[[ INPUT FOR THIS TASK open ]]

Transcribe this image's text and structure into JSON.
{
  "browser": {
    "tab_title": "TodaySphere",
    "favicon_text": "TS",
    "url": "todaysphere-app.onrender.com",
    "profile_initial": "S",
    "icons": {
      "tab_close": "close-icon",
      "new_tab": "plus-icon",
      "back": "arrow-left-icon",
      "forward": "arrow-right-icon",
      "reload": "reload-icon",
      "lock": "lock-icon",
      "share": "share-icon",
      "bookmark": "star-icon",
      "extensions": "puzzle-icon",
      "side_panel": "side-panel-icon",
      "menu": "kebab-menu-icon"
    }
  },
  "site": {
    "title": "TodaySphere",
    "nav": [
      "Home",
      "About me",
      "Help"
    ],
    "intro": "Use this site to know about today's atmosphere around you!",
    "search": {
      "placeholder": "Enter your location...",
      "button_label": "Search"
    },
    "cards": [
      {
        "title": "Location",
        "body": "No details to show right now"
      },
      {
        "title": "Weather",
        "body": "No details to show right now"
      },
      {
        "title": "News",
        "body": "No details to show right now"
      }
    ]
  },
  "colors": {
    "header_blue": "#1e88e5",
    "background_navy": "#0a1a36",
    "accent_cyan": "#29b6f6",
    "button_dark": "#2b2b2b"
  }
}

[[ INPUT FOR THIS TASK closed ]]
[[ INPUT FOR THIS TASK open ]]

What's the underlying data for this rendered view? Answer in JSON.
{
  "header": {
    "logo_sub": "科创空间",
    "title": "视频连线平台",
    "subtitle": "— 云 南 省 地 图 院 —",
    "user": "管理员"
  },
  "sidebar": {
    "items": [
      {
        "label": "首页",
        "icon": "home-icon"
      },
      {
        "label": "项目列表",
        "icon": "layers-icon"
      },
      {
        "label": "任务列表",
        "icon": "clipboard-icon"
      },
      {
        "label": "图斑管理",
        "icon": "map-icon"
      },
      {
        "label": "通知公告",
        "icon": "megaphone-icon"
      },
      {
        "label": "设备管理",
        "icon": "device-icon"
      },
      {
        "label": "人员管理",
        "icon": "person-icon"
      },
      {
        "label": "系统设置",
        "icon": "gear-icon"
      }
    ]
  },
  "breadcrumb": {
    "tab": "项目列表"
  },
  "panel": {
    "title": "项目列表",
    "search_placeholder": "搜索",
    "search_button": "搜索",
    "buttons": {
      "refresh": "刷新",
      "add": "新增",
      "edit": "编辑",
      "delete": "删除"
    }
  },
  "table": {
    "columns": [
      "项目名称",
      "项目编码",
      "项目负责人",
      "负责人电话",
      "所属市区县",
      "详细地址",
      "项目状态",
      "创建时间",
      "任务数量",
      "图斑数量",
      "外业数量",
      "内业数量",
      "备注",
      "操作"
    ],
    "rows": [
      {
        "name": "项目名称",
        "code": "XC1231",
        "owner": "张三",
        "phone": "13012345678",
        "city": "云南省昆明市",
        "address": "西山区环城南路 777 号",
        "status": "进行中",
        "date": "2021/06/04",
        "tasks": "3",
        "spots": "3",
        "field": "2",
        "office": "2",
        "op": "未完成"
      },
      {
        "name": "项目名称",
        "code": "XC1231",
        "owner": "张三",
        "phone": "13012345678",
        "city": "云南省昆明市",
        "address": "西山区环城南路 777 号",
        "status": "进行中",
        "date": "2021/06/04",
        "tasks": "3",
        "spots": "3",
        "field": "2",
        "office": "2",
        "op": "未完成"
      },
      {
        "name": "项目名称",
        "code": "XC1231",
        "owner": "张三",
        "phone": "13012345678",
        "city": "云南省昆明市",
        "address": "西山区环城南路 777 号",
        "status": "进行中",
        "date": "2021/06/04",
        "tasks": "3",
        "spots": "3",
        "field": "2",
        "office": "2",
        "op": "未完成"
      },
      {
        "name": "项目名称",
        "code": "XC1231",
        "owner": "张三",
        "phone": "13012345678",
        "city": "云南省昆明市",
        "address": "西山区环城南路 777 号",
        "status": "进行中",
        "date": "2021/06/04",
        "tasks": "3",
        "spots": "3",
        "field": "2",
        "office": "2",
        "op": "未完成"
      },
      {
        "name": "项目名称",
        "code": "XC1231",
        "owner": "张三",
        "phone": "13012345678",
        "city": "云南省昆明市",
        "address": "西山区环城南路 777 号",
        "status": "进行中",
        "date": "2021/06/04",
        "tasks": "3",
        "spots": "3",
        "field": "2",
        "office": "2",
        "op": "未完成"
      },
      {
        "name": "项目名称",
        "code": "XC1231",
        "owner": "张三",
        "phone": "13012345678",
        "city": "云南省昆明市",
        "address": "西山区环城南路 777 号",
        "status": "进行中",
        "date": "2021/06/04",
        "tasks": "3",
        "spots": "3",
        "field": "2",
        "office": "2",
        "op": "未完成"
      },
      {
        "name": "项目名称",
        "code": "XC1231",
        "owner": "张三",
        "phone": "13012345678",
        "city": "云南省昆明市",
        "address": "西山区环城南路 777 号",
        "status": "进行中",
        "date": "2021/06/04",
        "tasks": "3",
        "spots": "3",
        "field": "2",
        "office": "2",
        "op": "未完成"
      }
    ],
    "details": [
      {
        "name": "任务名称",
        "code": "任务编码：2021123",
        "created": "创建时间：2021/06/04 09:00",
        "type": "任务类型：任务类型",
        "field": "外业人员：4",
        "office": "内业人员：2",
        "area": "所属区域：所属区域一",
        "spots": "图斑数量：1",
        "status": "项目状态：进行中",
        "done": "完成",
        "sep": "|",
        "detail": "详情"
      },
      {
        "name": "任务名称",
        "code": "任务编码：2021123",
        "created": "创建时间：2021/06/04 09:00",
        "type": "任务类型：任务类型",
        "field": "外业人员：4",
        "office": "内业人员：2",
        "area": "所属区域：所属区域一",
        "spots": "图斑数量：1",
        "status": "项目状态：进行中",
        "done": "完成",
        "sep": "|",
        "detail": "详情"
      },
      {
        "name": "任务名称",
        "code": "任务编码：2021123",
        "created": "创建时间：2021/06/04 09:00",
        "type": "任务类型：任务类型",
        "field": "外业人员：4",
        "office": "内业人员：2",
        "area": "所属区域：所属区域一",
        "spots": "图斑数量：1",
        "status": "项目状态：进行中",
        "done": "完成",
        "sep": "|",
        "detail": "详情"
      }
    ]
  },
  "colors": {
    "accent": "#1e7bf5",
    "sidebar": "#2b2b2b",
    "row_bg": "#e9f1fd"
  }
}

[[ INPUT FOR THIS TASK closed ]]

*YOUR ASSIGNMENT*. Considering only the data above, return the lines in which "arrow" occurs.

*RESULT OF THE TASK*.
      "back": "arrow-left-icon",
      "forward": "arrow-right-icon",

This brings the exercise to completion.